Several targeted radiopharmaceuticals in Bayer's pipeline are in early-phase trials and differ from Pluvicto in that they use different radioactive elements such as actinium and thorium-227 instead of lutetium. When they decay, these elements give off alpha, rather than beta, particles, Webb explained, which means they have a shorter wavelength and thus stay more localized inside the body.
Bayer is focusing on this distinction as an advantage and calling the development program its "targeted alpha therapy," or TαT, platform.
While any efficacy advantage of these therapies will have to be proven in clinical trials, logistically, alpha emitters may have an upper hand on beta emitters in that they're easier to handle, Webb said. With alpha emitters, patients don't have to be secluded from family members. Pluvicto's label, in contrast, cautions patients to limit contact with household members, children, and pregnant women and limit sexual activity.
Bayer is particularly optimistic about its targeted thorium-227 compounds (TTC), which it is developing for multiple tumor types, focusing on targets such as mesothelin and HER2, as well as PSMA in mCRPC.
Like Novartis did in the VISION trial, Webb expects to confirm that mCRPC patients have PSMA-positive lesions using a specific imaging agent in the registrational trials of its radiopharmaceuticals. "Knowing what we know today, the most likely scenario is that we will be using some form of PSMA PET imaging to define patient eligibility for our targeted alpha therapy," Webb said. While it's not clear which imaging agent Bayer will use, the company will select one with patient accessibility in mind.
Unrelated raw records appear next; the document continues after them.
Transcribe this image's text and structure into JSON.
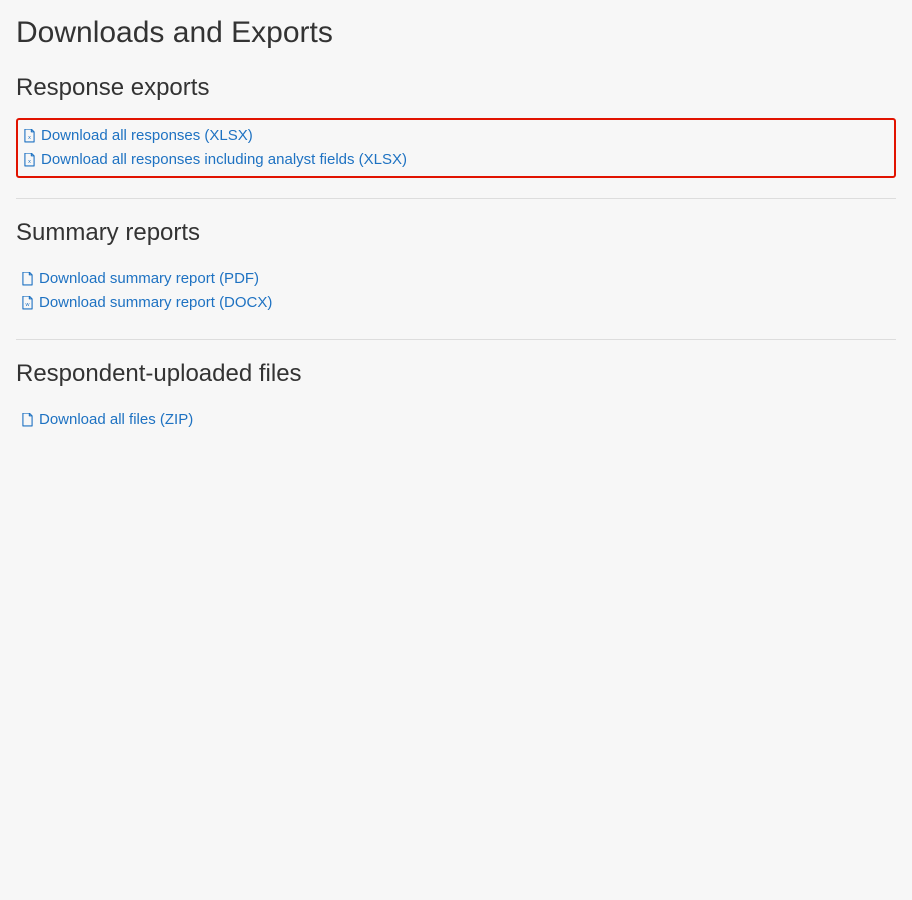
{
  "page": {
    "title": "Downloads and Exports"
  },
  "sections": {
    "responseExports": {
      "heading": "Response exports",
      "links": [
        {
          "label": "Download all responses (XLSX)",
          "iconLetter": "x"
        },
        {
          "label": "Download all responses including analyst fields (XLSX)",
          "iconLetter": "x"
        }
      ]
    },
    "summaryReports": {
      "heading": "Summary reports",
      "links": [
        {
          "label": "Download summary report (PDF)",
          "iconLetter": ""
        },
        {
          "label": "Download summary report (DOCX)",
          "iconLetter": "w"
        }
      ]
    },
    "respondentFiles": {
      "heading": "Respondent-uploaded files",
      "links": [
        {
          "label": "Download all files (ZIP)",
          "iconLetter": ""
        }
      ]
    }
  }
}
Despite the myriad considerations with these new treatments in terms of the companion imaging agents, cost, and access, patients and their oncologists, including UC Davis' Foster, are largely heralding the advent of targeted radionuclides for prostate cancer. "This is great for patients," Foster said. "The take-home message in the industry is that we are thrilled that this got approved, even with the imaging agents. … We can deal with that."
And ultimately, with more products and data, he hopes that nuclear medicine will stop being a last-ditch option for patients and move into earlier lines. "Having more of these agents like Lutathera, Xofigo, and now Pluvicto, we'll really start to push to our medical oncology partners to get patients on these agents sooner," he said. "And maybe these patients will never get to late-stage treatment because we can cure them. That's always the dream."